U.S. Passport and Citizenship FAQs

You may renew your passport at any time before or after it expires.

If I don’t plan to travel back to the United States any time soon, why should I renew my passport now?

  • The passport is proof of U.S. citizenship. Every U.S. citizen abroad should have valid proof of his/her citizenship at all times.
  • Life is unpredictable. You never know when you may need to travel suddenly to the United States. The last thing you need to do in an emergency is to worry about getting to the Embassy/Consulate General to get your or your child’s passport renewed. It is much better to do it when it is convenient for you.
  • A valid passport is required for many German administrative purposes and you do not want to get caught with an expired passport if you need to process an application for some benefit.

Yes. In nearly all cases, your old passport will be cancelled and returned to you with the new one. If we are not able to return your old passport for any reason, we will discuss this with you at the time of the application.
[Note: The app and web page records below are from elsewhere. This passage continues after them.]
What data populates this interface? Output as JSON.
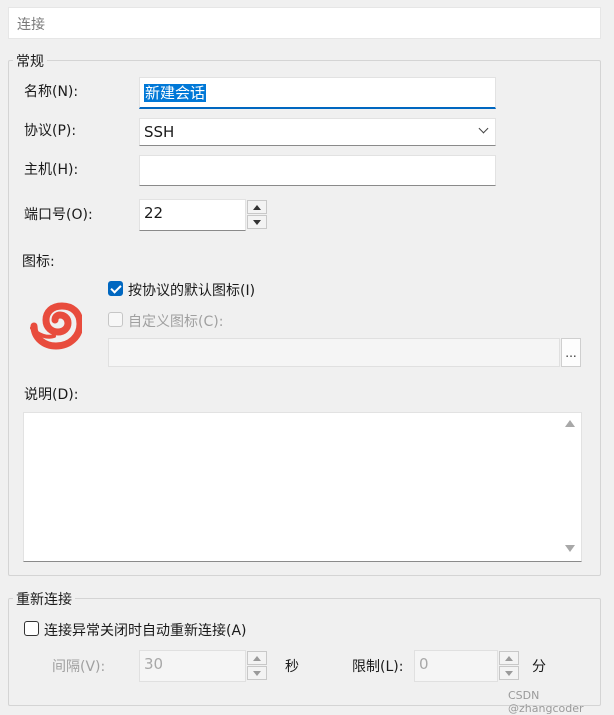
{
  "header": {
    "title": "连接"
  },
  "general": {
    "group_title": "常规",
    "name_label": "名称(N):",
    "name_value": "新建会话",
    "protocol_label": "协议(P):",
    "protocol_value": "SSH",
    "host_label": "主机(H):",
    "host_value": "",
    "port_label": "端口号(O):",
    "port_value": "22",
    "icon_label": "图标:",
    "default_icon_label": "按协议的默认图标(I)",
    "default_icon_checked": true,
    "custom_icon_label": "自定义图标(C):",
    "custom_icon_checked": false,
    "custom_icon_path": "",
    "browse_label": "...",
    "description_label": "说明(D):",
    "description_value": ""
  },
  "reconnect": {
    "group_title": "重新连接",
    "auto_reconnect_label": "连接异常关闭时自动重新连接(A)",
    "auto_reconnect_checked": false,
    "interval_label": "间隔(V):",
    "interval_value": "30",
    "interval_unit": "秒",
    "limit_label": "限制(L):",
    "limit_value": "0",
    "limit_unit": "分"
  },
  "watermark": "CSDN @zhangcoder",
  "icons": {
    "session_icon": "xshell-swirl-icon",
    "dropdown": "chevron-down-icon",
    "spin_up": "spin-up-icon",
    "spin_down": "spin-down-icon"
  },
  "colors": {
    "accent": "#0067c0",
    "selection": "#0078d7",
    "session_icon": "#e84c3d"
  }
}
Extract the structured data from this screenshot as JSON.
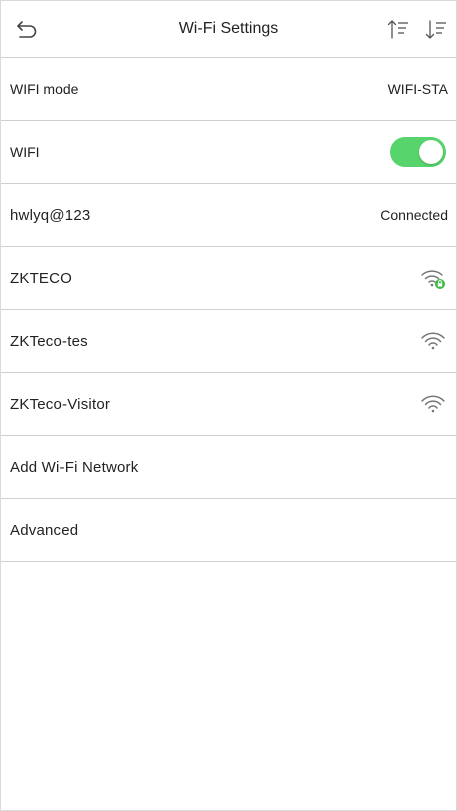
{
  "header": {
    "title": "Wi-Fi Settings",
    "back_icon": "back-arrow-icon",
    "sort_asc_icon": "sort-ascending-icon",
    "sort_desc_icon": "sort-descending-icon"
  },
  "rows": {
    "wifi_mode": {
      "label": "WIFI mode",
      "value": "WIFI-STA"
    },
    "wifi_toggle": {
      "label": "WIFI",
      "on": true
    },
    "connected_network": {
      "label": "hwlyq@123",
      "status": "Connected"
    },
    "network_1": {
      "label": "ZKTECO",
      "icon": "wifi-locked-icon"
    },
    "network_2": {
      "label": "ZKTeco-tes",
      "icon": "wifi-icon"
    },
    "network_3": {
      "label": "ZKTeco-Visitor",
      "icon": "wifi-icon"
    },
    "add_network": {
      "label": "Add Wi-Fi Network"
    },
    "advanced": {
      "label": "Advanced"
    }
  },
  "colors": {
    "toggle_on": "#57d46b",
    "lock_badge": "#3dbb4a",
    "divider": "#cfcfcf"
  }
}
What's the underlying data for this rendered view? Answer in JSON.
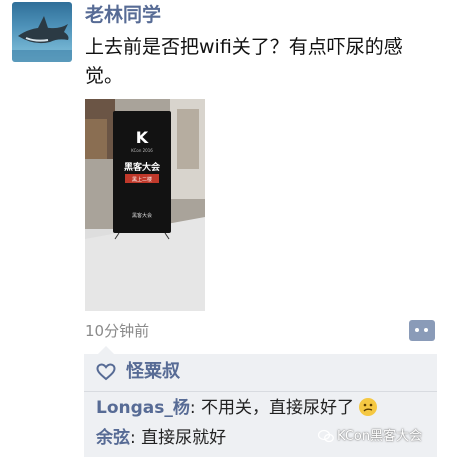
{
  "post": {
    "username": "老林同学",
    "text": "上去前是否把wifi关了？有点吓尿的感觉。",
    "timestamp": "10分钟前",
    "photo": {
      "logo_letter": "K",
      "logo_sub": "KCon 2016",
      "title": "黑客大会",
      "subtitle": "黑上二楼",
      "bottom": "黑客大会"
    }
  },
  "likes": {
    "names": "怪粟叔"
  },
  "comments": [
    {
      "author": "Longas_杨",
      "separator": ": ",
      "text": "不用关，直接尿好了"
    },
    {
      "author": "余弦",
      "separator": ": ",
      "text": "直接尿就好"
    }
  ],
  "watermark": {
    "text": "KCon黑客大会"
  },
  "colors": {
    "link_blue": "#576b95",
    "comment_bg": "#eef0f3",
    "comment_button": "#8a9bb8"
  },
  "icons": [
    "shark-avatar",
    "comment-bubble-icon",
    "heart-icon",
    "confused-emoji-icon",
    "wechat-icon"
  ]
}
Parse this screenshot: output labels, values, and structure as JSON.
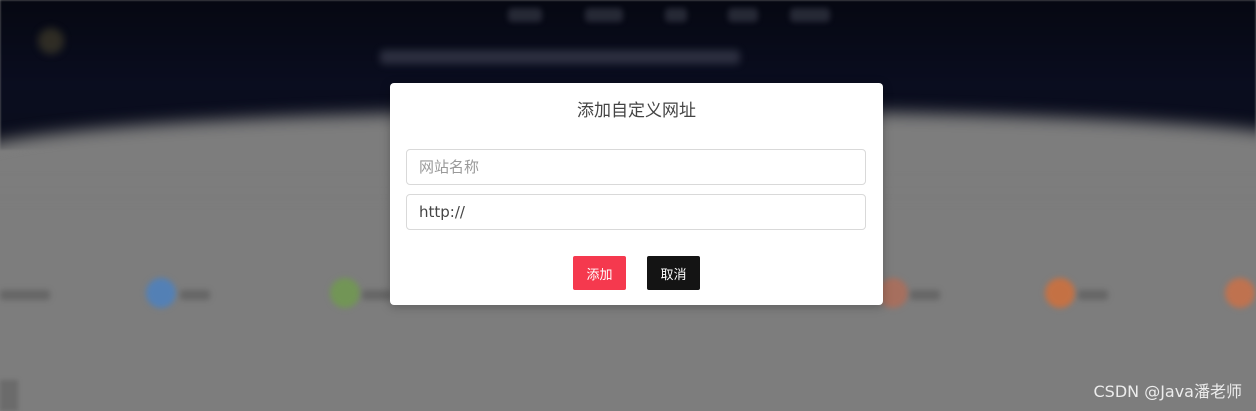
{
  "modal": {
    "title": "添加自定义网址",
    "name_input": {
      "placeholder": "网站名称",
      "value": ""
    },
    "url_input": {
      "placeholder": "",
      "value": "http://"
    },
    "add_label": "添加",
    "cancel_label": "取消"
  },
  "watermark": "CSDN @Java潘老师",
  "colors": {
    "add_button": "#f5394e",
    "cancel_button": "#141414",
    "backdrop": "#7d7d7d",
    "header": "#060812"
  }
}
We do not have the authority to transfer visas or stamps issued by other countries. When you renew your passport, your old passport will be cancelled and returned to you with your new one; you should then contact the appropriate authority of the country that issued the visa for further information.

No. You must apply for the passport at the U.S. Embassy or Consulate in the country where you are currently present. If you are in Germany, you must submit your application to the U.S. Embassy Berlin, the U.S. Consulate General Frankfurt, or the U.S. Consulate General Munich. If you are eligible to submit your application by mail, it needs to be sent to the U.S. Consulate General Frankfurt as all mail in cases in Germany are processed there (do not sent your application package to the United States).

You should disregard the instructions on the passport forms as they refer specifically to passport applications processed in the United States. You should follow the instructions of this website.

In general, children under the age of 16 are issued passports valid for five years; those 16 and over are issued passports valid for ten years.

You should allow four weeks for a full validity passport (ten years for adults; five years for children under age 16) or second passport to be processed, regardless of the method of application.

Emergency passports can be issued for a maximum period of one year.

If you apply for your regular passport within 1 year of the issue date of the emergency passport, you will not have to pay the fee again. When you receive your emergency passport, you will also receive a letter that explains how to obtain a regular passport after returning from your urgent travel.

As of January 1, 2016, it is no longer possible to add extra pages to a U.S. passport. You are required to apply for a new passport and in most cases may do so by mail. Please click here for further information.

Yes, but you will have to apply for a new passport in the new name.

There are certain acceptable forms of name changes that may be entered into U.S. passports. For further information on acceptable name changes and application procedure to apply a new passport in your new name, please follow this link.